After four years of writing, editing and re-editing, my book is finally published today, and launches in London thanks to the generosity of Nesta who are hosting the event, at which NHS CEO Simon Stevens is also speaking. We’re going to lose some out of town attendees to the snow, but so far London’s transport system seems to be holding up fine and we’re going ahead. If you are not able to be there, there will be a live stream from just before 6pm on this page of the Nesta website. The stream will then stay on that page. Here is the beginning of my blog on the Policy Press website about the book:
The NHS was designed in the 1940s for brief encounters: healing us or fixing us up. It often does that astonishingly well. But now 15 million of us (most of us at some point during our lives) live with long-term conditions; three million with multiple long-term conditions. We cannot be healed or fixed, we can only live well, drawing on state support relatively little, or live badly, drawing on state support heavily and falling repeatedly into crisis. That long term, increasing reliance on intensive support services is not only likely to feel miserable to us as individuals and families, it drives long term financial meltdown which will bankrupt our service economies, even if they survive the current period of austerity.
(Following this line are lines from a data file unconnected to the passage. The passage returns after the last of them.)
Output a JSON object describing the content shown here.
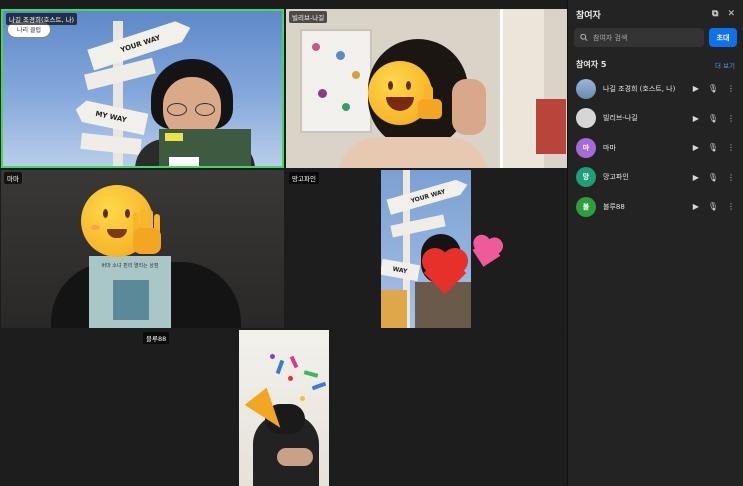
{
  "tiles": [
    {
      "name": "나길 조경희(호스트, 나)",
      "cloud_text": "나리 클럽",
      "sign_top": "YOUR WAY",
      "sign_bottom": "MY WAY"
    },
    {
      "name": "빌리브-나길"
    },
    {
      "name": "마마",
      "book_text": "버마 소녀 핀리 열리는 상점"
    },
    {
      "name": "망고파인",
      "sign_top": "YOUR WAY",
      "sign_bottom": "WAY"
    },
    {
      "name": "블루88"
    }
  ],
  "sidebar": {
    "title": "참여자",
    "search_placeholder": "참여자 검색",
    "invite_label": "초대",
    "count_label": "참여자 5",
    "more_label": "더 보기",
    "participants": [
      {
        "name": "나길 조경희 (호스트, 나)",
        "initial": "",
        "color": "#8aa6c8"
      },
      {
        "name": "빌리브-나길",
        "initial": "",
        "color": "#bdbdbd"
      },
      {
        "name": "마마",
        "initial": "마",
        "color": "#a56bd6"
      },
      {
        "name": "망고파인",
        "initial": "망",
        "color": "#1f9e78"
      },
      {
        "name": "블루88",
        "initial": "블",
        "color": "#2e9e3e"
      }
    ]
  },
  "colors": {
    "active_speaker": "#3ddc5f",
    "accent": "#0e72ed"
  }
}
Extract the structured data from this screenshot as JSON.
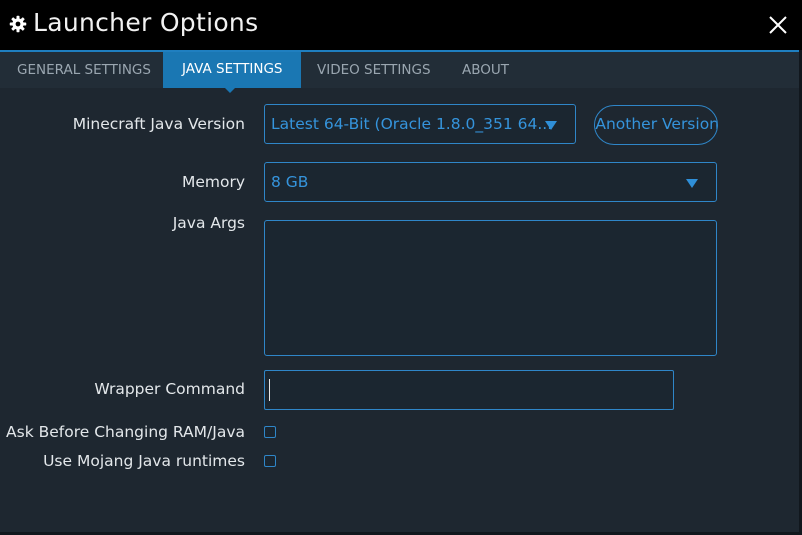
{
  "window": {
    "title": "Launcher Options",
    "icons": {
      "settings": "gear-icon",
      "close": "close-icon"
    }
  },
  "tabs": [
    {
      "label": "GENERAL SETTINGS",
      "active": false
    },
    {
      "label": "JAVA SETTINGS",
      "active": true
    },
    {
      "label": "VIDEO SETTINGS",
      "active": false
    },
    {
      "label": "ABOUT",
      "active": false
    }
  ],
  "java": {
    "version_label": "Minecraft Java Version",
    "version_value": "Latest 64-Bit (Oracle 1.8.0_351 64...",
    "add_button_label": "Find Another Version",
    "memory_label": "Memory",
    "memory_value": "8 GB",
    "args_label": "Java Args",
    "args_value": "",
    "wrapper_label": "Wrapper Command",
    "wrapper_value": "",
    "ask_ram_label": "Ask Before Changing RAM/Java",
    "ask_ram_checked": false,
    "mojang_runtime_label": "Use Mojang Java runtimes",
    "mojang_runtime_checked": false
  },
  "colors": {
    "accent": "#1a77b3",
    "accent_text": "#3594dc",
    "background": "#1e2730",
    "titlebar": "#000000"
  }
}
So we need a different relationship between people with long term conditions, their families and the services they turn to for help. But health and care leaders continue to talk and plan as if the health and care system was fixable by streamlining what we currently do, integrating various kinds of organisation, or making better use of tech. This is because, whether we use public services, work in them, or lead them, we remain locked into seeing people who need support as illnesses, impairments, problems, risks, not as people who can and must share at least some of the responsibility for their own wellbeing. We do not recognise that people who live for years or decades can become more expert in what works for their wellbeing than many of the professionals who necessarily dip in and out of their lives. Family carers provide more care than the state, but even they are not recognised as vital members of a wider caring team, who might need knowledge, training, equipment and emergency back up just as much as their paid colleagues.
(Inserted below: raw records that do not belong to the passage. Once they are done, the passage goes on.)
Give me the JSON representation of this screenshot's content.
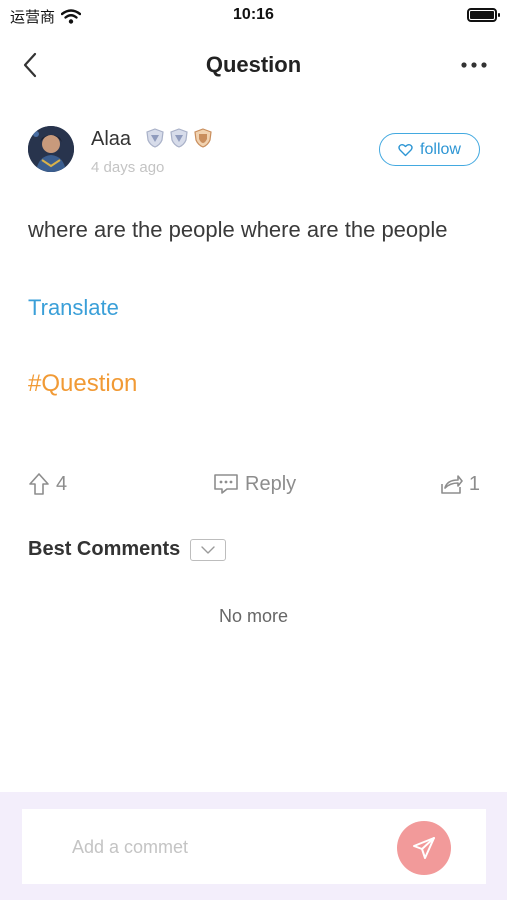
{
  "status_bar": {
    "carrier": "运营商",
    "time": "10:16"
  },
  "nav": {
    "title": "Question",
    "back_icon": "chevron-left-icon",
    "more_icon": "more-horizontal-icon"
  },
  "post": {
    "author": {
      "name": "Alaa",
      "time": "4 days ago",
      "badges": [
        "silver-shield-badge",
        "silver-shield-badge",
        "bronze-shield-badge"
      ]
    },
    "follow_label": "follow",
    "content": "where are the people where are the people",
    "translate_label": "Translate",
    "hashtag": "#Question",
    "actions": {
      "likes": "4",
      "reply_label": "Reply",
      "shares": "1"
    }
  },
  "comments": {
    "title": "Best Comments",
    "empty_text": "No more"
  },
  "comment_input": {
    "placeholder": "Add a commet"
  },
  "colors": {
    "accent_blue": "#3a9fd8",
    "hashtag_orange": "#f19a35",
    "send_button": "#f29a9a",
    "comment_bar_bg": "#f3eefb"
  }
}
To unpick this [carry on reading the blog and also Edward’s Shared Lives story here].